- [Work order]: Filter the entries for the word "letter". Copy each line that has it.

The records: Begin

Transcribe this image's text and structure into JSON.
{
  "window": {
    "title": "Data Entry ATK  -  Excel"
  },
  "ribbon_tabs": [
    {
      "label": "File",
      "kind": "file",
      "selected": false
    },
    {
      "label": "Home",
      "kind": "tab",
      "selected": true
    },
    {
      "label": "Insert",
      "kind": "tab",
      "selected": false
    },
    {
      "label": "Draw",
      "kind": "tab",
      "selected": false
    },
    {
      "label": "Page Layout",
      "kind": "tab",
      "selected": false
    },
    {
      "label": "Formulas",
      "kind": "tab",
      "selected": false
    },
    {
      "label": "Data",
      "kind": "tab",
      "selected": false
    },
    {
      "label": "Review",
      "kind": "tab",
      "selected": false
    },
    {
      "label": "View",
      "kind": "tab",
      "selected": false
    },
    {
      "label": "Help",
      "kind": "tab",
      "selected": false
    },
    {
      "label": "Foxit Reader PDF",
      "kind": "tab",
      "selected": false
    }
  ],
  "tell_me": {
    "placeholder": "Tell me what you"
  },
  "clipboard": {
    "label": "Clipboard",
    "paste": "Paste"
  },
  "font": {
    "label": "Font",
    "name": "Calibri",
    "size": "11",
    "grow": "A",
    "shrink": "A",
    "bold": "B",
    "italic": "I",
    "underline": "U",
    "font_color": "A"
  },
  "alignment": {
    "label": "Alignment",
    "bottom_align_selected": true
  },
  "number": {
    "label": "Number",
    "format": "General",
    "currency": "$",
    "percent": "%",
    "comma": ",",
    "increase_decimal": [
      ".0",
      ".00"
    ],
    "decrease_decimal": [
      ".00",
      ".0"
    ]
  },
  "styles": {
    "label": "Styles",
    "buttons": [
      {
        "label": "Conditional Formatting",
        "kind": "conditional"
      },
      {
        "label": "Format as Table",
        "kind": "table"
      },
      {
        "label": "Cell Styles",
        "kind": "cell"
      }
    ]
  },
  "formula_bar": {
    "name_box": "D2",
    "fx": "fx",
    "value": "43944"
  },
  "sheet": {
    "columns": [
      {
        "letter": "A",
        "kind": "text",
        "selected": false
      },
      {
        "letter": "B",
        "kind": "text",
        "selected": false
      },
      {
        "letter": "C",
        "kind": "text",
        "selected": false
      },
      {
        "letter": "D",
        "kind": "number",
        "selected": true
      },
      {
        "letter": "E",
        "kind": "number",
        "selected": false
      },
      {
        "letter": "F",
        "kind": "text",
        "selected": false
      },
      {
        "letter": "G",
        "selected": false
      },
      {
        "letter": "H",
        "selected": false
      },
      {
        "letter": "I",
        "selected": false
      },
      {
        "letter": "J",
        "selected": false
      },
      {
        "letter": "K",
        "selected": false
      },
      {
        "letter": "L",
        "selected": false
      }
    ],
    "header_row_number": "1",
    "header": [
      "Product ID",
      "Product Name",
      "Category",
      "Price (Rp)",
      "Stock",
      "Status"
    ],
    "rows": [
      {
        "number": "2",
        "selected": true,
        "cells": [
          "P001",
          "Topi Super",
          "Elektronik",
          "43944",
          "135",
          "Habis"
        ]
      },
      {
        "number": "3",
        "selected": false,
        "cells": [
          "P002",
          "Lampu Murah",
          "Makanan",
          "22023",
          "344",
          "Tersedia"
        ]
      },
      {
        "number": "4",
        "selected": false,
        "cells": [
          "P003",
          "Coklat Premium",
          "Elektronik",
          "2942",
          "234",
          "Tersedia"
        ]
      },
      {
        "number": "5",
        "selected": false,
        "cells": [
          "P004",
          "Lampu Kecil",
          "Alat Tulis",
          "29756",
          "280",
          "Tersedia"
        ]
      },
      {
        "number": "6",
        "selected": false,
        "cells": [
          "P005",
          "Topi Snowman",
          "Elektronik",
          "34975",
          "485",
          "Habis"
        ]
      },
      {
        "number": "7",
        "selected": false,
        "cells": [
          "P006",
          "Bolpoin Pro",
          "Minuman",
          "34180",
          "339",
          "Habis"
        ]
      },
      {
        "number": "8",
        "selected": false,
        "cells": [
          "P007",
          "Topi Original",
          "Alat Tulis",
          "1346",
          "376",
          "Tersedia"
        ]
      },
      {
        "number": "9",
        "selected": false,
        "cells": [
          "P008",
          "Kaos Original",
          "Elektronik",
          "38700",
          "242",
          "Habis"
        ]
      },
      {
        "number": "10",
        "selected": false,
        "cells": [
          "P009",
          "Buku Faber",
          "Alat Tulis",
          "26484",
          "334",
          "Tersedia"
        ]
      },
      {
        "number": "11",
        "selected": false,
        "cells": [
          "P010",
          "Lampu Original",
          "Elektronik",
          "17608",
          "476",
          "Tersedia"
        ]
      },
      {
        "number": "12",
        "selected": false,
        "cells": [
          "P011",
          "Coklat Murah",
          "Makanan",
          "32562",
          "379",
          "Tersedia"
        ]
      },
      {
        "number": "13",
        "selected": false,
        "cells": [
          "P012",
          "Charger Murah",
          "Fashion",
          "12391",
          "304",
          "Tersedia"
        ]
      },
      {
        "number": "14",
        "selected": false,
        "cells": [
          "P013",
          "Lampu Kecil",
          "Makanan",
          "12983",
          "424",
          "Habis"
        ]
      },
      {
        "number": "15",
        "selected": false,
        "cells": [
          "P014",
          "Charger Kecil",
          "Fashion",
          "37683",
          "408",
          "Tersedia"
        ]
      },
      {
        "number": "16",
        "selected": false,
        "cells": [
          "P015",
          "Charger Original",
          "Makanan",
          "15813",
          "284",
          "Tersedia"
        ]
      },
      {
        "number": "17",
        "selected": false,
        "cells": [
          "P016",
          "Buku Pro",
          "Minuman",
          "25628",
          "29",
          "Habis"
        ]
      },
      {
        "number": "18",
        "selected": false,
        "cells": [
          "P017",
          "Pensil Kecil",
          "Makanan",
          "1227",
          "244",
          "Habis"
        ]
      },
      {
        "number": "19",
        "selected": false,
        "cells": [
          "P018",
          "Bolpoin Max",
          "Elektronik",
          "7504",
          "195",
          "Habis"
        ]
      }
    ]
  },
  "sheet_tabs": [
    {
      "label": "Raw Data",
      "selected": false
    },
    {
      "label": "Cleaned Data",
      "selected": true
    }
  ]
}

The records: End

- [Solution to this exercise]:
        "letter": "A",
        "letter": "B",
        "letter": "C",
        "letter": "D",
        "letter": "E",
        "letter": "F",
        "letter": "G",
        "letter": "H",
        "letter": "I",
        "letter": "J",
        "letter": "K",
        "letter": "L",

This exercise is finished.